Figure 3. To install the drive, simply push it into the slot.

RAID Performance

Apple also sent its new RAID card ($700), which I was eager to test and had a wonderful scenario for doing so. Specifically, I had just finished up another review that involved Blackmagic Design”s Decklink HD Extreme card, so I had a legitimate use for the performance offered by the RAID. Recall that my Intel Nehalem-based Apple Mac Pro is a 2.93GHz dual-processor, quad-core unit running Mac OS 10.5.7 with 12GB of RAM.

Apple provided the RAID card with a set of four disks, including one system disk that connected via SATA and three other 1TB drives configured in RAID 5, which offers a blend of protection from data loss and performance. To test performance with and without the RAID card, I tested first using the original system that Apple sent, which was equipped solely with SATA drives, then installed the RAID card and new system drive and tested again.

Figure 4. Blackmagic Design”s Disk Speed Test on the SATA drive.

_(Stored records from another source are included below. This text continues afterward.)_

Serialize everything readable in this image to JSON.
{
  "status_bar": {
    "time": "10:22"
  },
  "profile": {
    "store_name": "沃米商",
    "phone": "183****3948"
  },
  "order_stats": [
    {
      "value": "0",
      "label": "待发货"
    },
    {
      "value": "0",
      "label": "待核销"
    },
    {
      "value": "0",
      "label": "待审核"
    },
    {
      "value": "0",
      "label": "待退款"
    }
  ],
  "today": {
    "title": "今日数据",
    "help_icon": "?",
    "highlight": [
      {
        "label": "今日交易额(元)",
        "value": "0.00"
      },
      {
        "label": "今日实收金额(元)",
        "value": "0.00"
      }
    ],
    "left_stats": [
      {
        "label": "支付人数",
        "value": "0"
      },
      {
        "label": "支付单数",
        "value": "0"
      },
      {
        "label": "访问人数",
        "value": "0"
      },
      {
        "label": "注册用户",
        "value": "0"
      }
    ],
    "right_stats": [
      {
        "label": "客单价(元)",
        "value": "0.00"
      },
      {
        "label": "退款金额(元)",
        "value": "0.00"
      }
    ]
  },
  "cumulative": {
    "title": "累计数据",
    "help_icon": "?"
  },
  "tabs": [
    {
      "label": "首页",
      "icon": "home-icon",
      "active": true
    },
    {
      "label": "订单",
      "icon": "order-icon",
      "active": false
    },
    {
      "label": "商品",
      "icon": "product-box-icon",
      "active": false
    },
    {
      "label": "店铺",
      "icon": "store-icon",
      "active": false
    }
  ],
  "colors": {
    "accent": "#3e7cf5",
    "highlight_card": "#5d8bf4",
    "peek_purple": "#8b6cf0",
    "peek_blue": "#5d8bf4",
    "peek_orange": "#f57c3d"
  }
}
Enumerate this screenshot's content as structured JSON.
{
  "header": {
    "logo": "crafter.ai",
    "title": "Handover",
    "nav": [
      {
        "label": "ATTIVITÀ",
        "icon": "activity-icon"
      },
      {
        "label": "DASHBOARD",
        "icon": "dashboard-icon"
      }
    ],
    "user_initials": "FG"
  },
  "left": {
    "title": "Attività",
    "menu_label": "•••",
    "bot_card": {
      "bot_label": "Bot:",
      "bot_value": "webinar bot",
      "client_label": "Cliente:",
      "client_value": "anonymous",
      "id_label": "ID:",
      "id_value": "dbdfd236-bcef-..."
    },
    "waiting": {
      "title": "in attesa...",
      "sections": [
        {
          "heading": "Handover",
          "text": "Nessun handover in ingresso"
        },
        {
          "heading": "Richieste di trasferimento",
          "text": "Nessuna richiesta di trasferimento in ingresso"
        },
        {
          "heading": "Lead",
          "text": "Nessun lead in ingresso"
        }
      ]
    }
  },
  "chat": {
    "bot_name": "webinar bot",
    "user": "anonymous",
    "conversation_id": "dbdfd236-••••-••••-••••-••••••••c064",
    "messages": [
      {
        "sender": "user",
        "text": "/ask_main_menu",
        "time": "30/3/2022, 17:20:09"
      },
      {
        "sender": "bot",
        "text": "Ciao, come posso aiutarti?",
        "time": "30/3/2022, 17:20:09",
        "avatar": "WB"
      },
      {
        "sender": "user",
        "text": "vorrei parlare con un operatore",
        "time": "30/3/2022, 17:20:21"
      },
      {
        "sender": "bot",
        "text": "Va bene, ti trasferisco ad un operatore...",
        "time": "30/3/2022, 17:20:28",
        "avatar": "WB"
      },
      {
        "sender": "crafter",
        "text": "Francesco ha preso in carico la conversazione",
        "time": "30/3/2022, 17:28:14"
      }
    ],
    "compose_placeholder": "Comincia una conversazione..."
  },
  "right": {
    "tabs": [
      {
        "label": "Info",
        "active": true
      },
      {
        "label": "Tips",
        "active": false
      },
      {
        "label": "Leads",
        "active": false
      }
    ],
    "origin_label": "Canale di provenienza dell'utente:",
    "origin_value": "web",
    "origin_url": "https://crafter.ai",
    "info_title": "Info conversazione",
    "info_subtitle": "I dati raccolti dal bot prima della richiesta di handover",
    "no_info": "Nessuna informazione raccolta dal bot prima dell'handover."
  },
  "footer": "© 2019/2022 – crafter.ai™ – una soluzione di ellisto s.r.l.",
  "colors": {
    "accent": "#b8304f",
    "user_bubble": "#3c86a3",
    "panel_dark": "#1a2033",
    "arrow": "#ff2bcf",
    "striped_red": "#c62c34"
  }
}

Now would be a good time to mention that Apple also redesigned how you access and install drives in the new case, which simplified the disk-swapping process into about a 1-minute operation. Basically, it”s all toolless—you pull the drive out of the slot, then push the new drive back in. The RAID card also works without cables, simplifying the hardware installation even further.

Figure 5. Blackmagic”s Disk Speed Test on the RAID drive.

I started by running Blackmagic”s Disk Speed Test in both cases. Using the SATA drive, the test measured write performance at 100.8MBps.

As you can see in Figure 5, the RAID drive boosted write performance to 191.4 MB/second, almost double.

I then captured some test video clips from my Panasonic AG-HMC150, a full-resolution, full-data-rate AVCHD camcorder, using the Decklink”s HDMI connection. Between a recent piano recital of my darling daughters and some street shots from a recent music festival here in town, I had a nice selection of 720p and 1080i footage.

Figure 6. My irresistible Whatley, capturing fine in 720p in 10-bit Blackmagic format, but only to the RAID drive.

I tried capturing the two types of footage in three formats; Apple ProRes 422 HQ and 8-bit and 10-bit Blackmagic format, using the SATA drives in the first setup and the RAID drives in the second. The SATA drive did fine with ProRes 422 HQ in both resolutions, but it failed in all other attempts, even though Blackmagic”s Disk Speed Test seemed to indicate that the SATA drive could handle 720p in both Blackmagic formats. Go figure. As a retest, I tried capturing to the SATA system drive in the RAID setup and got the same result.

Scratching my head, I decided to check the data rates of the captured files using Final Cut Pro”s Item Properties window, and the reason for the failures quickly became evident. Even at 720p, Blackmagic”s native formats are enormous, and at 1080i, they”re simply overwhelming. You can capture either format with a SATA drive if you use ProRes, but otherwise, you need the RAID drives.

Just for fun, I wanted to see how much more headroom the RAID drives delivered during editing, and created two projects using multiple 720p files in ProRes 422 HQ format, with one in the background and the other streams inserted as 30-percent-sized picture-in-pictures. I set preview at Unlimited RT, with quality set to high and frame rate to full.

Table 1. Performance trials for SATA and RAID drives.

Retrieving from the SATA drive, I experienced the first dropped frames at six streams, while the RAID drive started hiccupping at 10 streams. While this test is fairly uninteresting from an editing perspective, since few projects involve realtime preview of in this or a similar configuration, the results bode well for performance in a video server environment, where the RAID cards should come close to doubling performance over SATA drives. As shown in the table, CPU use was actually fairly low in both scenarios, leaving plenty of headroom for other activities.

Overall, from all angles—performance, expandability, and serviceability—the new Mac Pro is an impressive piece of hardware.